- Put the casserole back on the hob, and add the beans and potatoes. Bring everything back to the boil, put the lid back on, and back in the oven for 50 minutes, until the potatoes are cooked.
We served this with green vegetables. It was delicious.
We had had venison the other night, and so I made this curry with the left-overs. The original recipe uses venison fillet from a roe or sika deer, but the venison we had was of a more formidable cut. We had pot-roasted it, and so I diced up the remains and hijacked a few other recipes for ideas. I also used up a few bits from the depths of the fridge.
- 1 tbsp coconut oil, or other vegetable oil
- 2 small red onions, finely sliced
- 1 cinnamon stick
- 500g diced cooked venison
- 200ml coconut water
- 200ml coconut milk
- grated zest and juice of one lime
- 4 small cloves of garlic, minced
- 50g ginger root, chopped
- 1 tsp salt
- 1/2 tsp ground cloves, or 4 cloves
- 1 tsp fennel seeds
- 1 tsp hot chilli powder (I used Kashmiri chilli powder)
- 1 tsp ground cumin
- 1 tsp ground star anise or 2 star anise
- 1 tsp garam masala
- 50g tomato puree
- I use an old coffee grinder attachment with my blender to grind up spice mixes, but a pestle and mortar will do the job. In the spice grinder, grind together the fennel, salt, cumin, cloves, ground star anise (if this is what you have) and garam masala. Add the chopped ginger and the garlic, and grind again. Then add the tomato paste and mix well.
- Melt the coconut oil in a large pan and fry the onion with the whole star anise and the cinnamon. Fry over a medium heat for five to ten minutes, until it is begining to brown. Add the spice mixture and continue frying for another couple of minutes
- Add the meat and continue frying for another couple of minutes, until it is hot, and then add the coconut water, coconut milk, lime juice and lime zest. Bring the mixture to a simmer, and cook until the meat is hot through, around another five minutes.
This is good with plain white rice.

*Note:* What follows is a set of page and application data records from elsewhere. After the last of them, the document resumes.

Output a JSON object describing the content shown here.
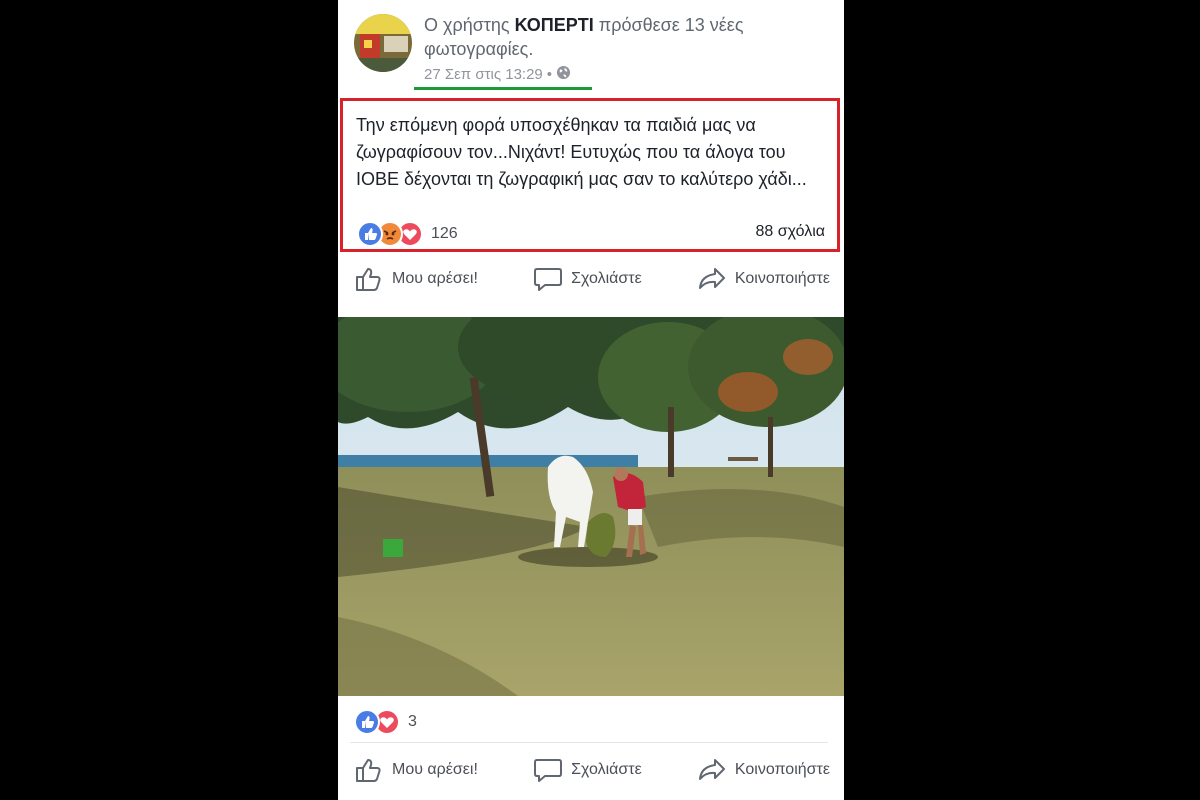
{
  "post": {
    "headline_prefix": "Ο χρήστης ",
    "author": "ΚΟΠΕΡΤΙ",
    "headline_suffix": " πρόσθεσε 13 νέες φωτογραφίες.",
    "timestamp": "27 Σεπ στις 13:29",
    "timestamp_sep": "•",
    "audience_icon": "globe-icon",
    "caption": "Την επόμενη φορά υποσχέθηκαν τα παιδιά μας να ζωγραφίσουν τον...Νιχάντ! Ευτυχώς που τα άλογα του ΙΟΒΕ δέχονται τη ζωγραφική μας σαν το καλύτερο χάδι...",
    "reaction_count": "126",
    "comments": "88 σχόλια",
    "accent_highlight": "#d7222c",
    "accent_underline": "#1d9a36"
  },
  "actions": {
    "like": "Μου αρέσει!",
    "comment": "Σχολιάστε",
    "share": "Κοινοποιήστε"
  },
  "photo": {
    "reaction_count": "3"
  },
  "colors": {
    "like_blue": "#4a7ce6",
    "love_red": "#ed4a5e",
    "angry_orange": "#f08a3a"
  }
}
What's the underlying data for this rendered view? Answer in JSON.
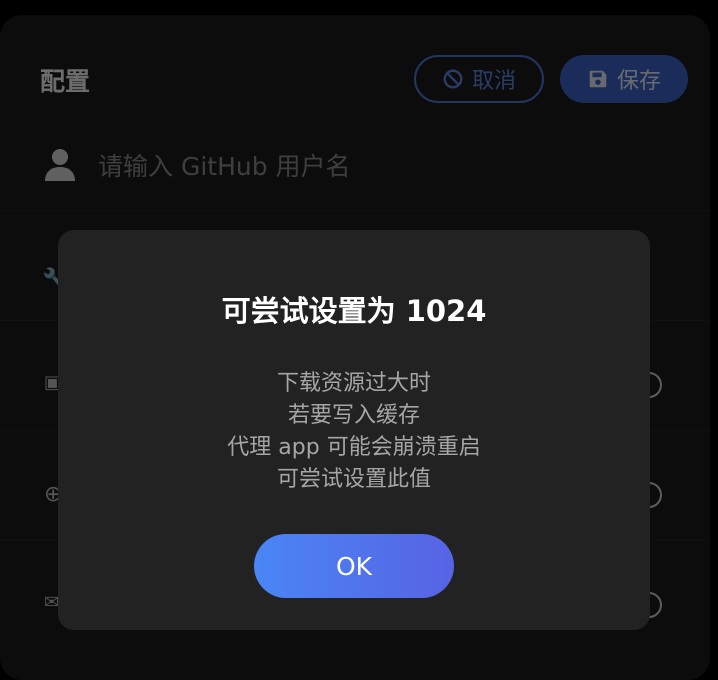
{
  "header": {
    "title": "配置",
    "cancel_label": "取消",
    "save_label": "保存"
  },
  "form": {
    "username_placeholder": "请输入 GitHub 用户名"
  },
  "dialog": {
    "title": "可尝试设置为 1024",
    "lines": [
      "下载资源过大时",
      "若要写入缓存",
      "代理 app 可能会崩溃重启",
      "可尝试设置此值"
    ],
    "ok_label": "OK"
  },
  "colors": {
    "accent": "#4b78d8",
    "save_bg": "#3f62c8",
    "ok_gradient_start": "#4a86f5",
    "ok_gradient_end": "#5763e4"
  },
  "icons": {
    "cancel": "ban-icon",
    "save": "floppy-disk-icon",
    "user": "user-icon"
  }
}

It is goose season again. For those of you that live in the Outer Hebrides, you’ll know that the islands are infested with greylag geese, beautiful wild birds that flock here and eat the grass on the machair, pulling it by the roots. The numbers are not really in control at all, so we are glad to have a few to eat now and again.
This time, I made a goose chilli. I used my excellent and efficient meat grinder to make coarsly ground mince from two goose breasts. I also used some chipotle chillis that I had got from seasoned pioneers. This is delicious.
- 2 goose breasts, minced
- 1 can of borlotti beans
- Vegetable oil
- 1 onion, peeled and sliced
- 3 cloves of garlic, peeled and sliced
- 2 tsp crushed chipotle
- 1 tbsp fresh marjoram, or 1 tsp dried
- 2 bayleaves
- 2 tsp cumin seeds
- water to moisten
- 1 can of chopped tomatoes
- salt and pepper, to taste.
- Fry the sliced onion in the oil, stirring, for at least five minutes, so that it is beginning to brown.
- Add the sliced garlic, and stir for a minute, then add the rest of the spices, and the mince. Stir and cook so that the mince is looking browned.
- Add the tomatoes and the beans, and enough water to moisten the mixture. Bring to a simmer, and cook for an hour, adding water if required to stop it from sticking. I have a habit of reading when I am at this stage, I give it all a stir at the end of each chapter.
- Season to taste – I used a couple of good pinches of salt and some freshly ground black pepper
Serve with soured cream and flat breads.